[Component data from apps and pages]
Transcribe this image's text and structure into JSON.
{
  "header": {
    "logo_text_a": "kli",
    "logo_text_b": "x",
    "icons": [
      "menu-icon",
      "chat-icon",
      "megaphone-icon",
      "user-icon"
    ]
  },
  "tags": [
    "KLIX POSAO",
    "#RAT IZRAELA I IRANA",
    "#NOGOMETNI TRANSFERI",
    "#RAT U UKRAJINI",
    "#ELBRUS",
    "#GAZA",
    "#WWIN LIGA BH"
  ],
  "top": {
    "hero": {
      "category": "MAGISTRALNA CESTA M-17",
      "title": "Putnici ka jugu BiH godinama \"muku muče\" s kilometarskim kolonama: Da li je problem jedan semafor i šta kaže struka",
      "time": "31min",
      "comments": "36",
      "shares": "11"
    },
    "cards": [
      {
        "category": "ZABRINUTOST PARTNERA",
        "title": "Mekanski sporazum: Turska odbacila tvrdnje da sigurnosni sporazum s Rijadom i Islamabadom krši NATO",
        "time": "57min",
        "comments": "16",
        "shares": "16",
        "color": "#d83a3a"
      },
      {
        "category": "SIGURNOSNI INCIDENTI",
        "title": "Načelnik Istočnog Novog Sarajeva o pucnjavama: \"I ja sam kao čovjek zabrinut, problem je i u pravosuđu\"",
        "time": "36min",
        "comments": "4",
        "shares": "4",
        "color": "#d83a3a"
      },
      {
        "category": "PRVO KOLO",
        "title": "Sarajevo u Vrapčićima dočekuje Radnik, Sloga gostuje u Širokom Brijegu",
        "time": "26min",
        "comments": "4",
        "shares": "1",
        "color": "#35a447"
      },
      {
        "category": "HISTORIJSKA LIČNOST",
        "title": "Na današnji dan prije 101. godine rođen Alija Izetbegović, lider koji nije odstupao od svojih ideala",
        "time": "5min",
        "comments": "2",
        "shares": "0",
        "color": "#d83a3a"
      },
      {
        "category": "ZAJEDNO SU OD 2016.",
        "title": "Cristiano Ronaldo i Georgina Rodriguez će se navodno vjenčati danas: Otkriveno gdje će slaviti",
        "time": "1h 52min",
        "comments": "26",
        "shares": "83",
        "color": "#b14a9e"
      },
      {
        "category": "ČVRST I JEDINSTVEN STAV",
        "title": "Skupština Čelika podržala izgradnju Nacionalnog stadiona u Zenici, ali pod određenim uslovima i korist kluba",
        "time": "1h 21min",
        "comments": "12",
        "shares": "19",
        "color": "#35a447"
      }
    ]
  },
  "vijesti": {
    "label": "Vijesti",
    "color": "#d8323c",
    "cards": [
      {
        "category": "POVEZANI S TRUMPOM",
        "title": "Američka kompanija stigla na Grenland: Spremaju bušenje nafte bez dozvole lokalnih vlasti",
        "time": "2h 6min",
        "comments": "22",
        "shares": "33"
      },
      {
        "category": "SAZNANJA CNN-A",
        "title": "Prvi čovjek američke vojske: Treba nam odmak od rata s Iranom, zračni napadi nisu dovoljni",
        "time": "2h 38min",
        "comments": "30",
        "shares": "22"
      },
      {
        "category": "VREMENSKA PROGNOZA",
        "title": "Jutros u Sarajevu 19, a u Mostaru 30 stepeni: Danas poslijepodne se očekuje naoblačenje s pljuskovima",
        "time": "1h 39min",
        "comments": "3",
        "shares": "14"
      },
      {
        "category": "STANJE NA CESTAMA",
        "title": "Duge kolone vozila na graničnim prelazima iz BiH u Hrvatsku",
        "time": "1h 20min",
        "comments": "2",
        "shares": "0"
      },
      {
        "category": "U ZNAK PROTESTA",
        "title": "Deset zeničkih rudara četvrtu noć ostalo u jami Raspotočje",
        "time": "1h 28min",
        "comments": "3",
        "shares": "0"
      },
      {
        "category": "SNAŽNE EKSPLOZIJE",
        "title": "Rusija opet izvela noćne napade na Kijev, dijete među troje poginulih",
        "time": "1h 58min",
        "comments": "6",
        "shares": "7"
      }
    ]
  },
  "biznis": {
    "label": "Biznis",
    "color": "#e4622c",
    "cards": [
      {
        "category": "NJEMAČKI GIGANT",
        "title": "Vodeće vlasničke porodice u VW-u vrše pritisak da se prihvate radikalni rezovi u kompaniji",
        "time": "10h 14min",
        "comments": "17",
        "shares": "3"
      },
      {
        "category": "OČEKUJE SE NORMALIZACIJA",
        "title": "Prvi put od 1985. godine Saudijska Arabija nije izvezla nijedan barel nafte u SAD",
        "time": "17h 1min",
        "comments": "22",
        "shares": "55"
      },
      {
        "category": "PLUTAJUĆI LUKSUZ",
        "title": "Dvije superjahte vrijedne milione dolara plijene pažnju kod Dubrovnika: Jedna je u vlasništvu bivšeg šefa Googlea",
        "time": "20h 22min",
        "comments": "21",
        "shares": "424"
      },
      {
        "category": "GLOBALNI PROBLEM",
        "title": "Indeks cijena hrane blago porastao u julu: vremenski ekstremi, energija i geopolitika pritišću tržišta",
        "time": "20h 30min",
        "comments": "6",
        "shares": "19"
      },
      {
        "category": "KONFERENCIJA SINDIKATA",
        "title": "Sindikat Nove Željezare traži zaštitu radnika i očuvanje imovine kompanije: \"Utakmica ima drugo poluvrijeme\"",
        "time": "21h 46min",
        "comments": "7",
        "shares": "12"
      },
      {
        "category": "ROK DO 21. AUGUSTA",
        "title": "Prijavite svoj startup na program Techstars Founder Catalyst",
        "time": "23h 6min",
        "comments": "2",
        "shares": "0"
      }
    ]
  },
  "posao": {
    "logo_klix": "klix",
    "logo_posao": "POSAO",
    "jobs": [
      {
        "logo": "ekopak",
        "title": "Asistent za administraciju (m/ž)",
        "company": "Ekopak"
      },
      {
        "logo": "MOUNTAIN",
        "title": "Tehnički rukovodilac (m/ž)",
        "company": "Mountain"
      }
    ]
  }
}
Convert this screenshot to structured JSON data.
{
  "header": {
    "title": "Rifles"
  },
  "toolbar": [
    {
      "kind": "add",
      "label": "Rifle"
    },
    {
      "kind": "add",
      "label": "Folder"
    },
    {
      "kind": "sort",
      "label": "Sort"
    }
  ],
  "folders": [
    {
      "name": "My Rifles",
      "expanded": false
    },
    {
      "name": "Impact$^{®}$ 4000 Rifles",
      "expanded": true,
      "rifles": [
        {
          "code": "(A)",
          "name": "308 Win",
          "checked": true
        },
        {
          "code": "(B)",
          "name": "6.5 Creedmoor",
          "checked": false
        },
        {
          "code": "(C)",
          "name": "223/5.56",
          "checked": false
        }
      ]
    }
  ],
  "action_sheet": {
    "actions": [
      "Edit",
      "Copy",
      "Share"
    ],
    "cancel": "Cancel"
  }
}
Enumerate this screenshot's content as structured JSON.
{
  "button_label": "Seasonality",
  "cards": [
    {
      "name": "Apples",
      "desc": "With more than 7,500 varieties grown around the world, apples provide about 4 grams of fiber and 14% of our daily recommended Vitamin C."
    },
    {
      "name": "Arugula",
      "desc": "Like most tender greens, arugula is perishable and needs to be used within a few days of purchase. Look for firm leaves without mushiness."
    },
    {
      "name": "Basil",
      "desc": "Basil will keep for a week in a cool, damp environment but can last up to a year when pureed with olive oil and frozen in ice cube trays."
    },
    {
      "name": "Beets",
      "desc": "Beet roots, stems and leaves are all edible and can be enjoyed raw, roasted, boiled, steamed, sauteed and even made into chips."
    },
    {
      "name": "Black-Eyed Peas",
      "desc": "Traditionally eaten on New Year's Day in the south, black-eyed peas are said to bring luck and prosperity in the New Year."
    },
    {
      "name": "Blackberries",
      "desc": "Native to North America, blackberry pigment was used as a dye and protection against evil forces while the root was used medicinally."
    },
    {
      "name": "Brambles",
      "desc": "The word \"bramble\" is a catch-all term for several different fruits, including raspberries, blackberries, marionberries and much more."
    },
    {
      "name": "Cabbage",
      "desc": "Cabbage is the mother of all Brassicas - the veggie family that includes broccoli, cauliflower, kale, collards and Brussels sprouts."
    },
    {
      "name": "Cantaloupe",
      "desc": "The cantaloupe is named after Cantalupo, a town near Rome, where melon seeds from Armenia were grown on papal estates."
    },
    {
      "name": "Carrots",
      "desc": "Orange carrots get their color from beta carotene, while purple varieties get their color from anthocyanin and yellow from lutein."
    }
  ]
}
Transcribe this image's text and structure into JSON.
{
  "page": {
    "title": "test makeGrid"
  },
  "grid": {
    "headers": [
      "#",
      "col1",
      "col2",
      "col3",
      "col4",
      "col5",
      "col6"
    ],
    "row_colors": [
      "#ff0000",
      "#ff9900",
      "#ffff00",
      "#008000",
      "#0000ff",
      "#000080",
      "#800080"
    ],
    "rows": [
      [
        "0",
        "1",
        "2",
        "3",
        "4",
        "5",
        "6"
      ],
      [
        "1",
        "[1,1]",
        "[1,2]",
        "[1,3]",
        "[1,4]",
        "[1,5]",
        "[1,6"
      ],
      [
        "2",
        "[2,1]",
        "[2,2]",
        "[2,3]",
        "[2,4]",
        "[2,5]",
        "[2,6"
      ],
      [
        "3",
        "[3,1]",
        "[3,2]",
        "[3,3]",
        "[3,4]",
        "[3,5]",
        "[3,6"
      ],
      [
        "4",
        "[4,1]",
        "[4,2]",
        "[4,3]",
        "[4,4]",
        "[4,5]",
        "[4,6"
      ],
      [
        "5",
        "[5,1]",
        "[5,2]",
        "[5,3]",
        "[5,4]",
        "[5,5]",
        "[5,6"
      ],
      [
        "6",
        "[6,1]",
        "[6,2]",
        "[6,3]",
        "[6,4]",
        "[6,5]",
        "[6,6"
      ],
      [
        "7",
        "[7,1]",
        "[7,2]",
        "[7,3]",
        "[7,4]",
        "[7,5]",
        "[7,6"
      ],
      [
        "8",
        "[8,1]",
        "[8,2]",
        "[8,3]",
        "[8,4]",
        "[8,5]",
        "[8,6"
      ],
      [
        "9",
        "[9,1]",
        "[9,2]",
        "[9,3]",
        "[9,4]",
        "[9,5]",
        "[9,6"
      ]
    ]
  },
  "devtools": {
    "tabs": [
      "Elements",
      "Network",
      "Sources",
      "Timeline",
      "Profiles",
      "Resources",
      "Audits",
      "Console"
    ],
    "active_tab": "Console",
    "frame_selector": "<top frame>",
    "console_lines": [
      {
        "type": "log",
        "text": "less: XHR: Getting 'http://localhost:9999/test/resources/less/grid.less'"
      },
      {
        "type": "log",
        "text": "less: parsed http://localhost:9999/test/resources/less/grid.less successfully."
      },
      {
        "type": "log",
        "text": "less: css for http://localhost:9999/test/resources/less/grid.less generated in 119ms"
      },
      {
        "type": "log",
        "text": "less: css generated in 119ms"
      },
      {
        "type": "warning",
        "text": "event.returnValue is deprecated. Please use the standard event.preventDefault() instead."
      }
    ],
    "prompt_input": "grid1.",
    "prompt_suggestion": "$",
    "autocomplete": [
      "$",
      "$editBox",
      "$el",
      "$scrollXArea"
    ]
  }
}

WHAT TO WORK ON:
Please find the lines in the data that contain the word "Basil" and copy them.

ANSWER TO THE EXERCISE:
      "name": "Basil",
      "desc": "Basil will keep for a week in a cool, damp environment but can last up to a year when pureed with olive oil and frozen in ice cube trays."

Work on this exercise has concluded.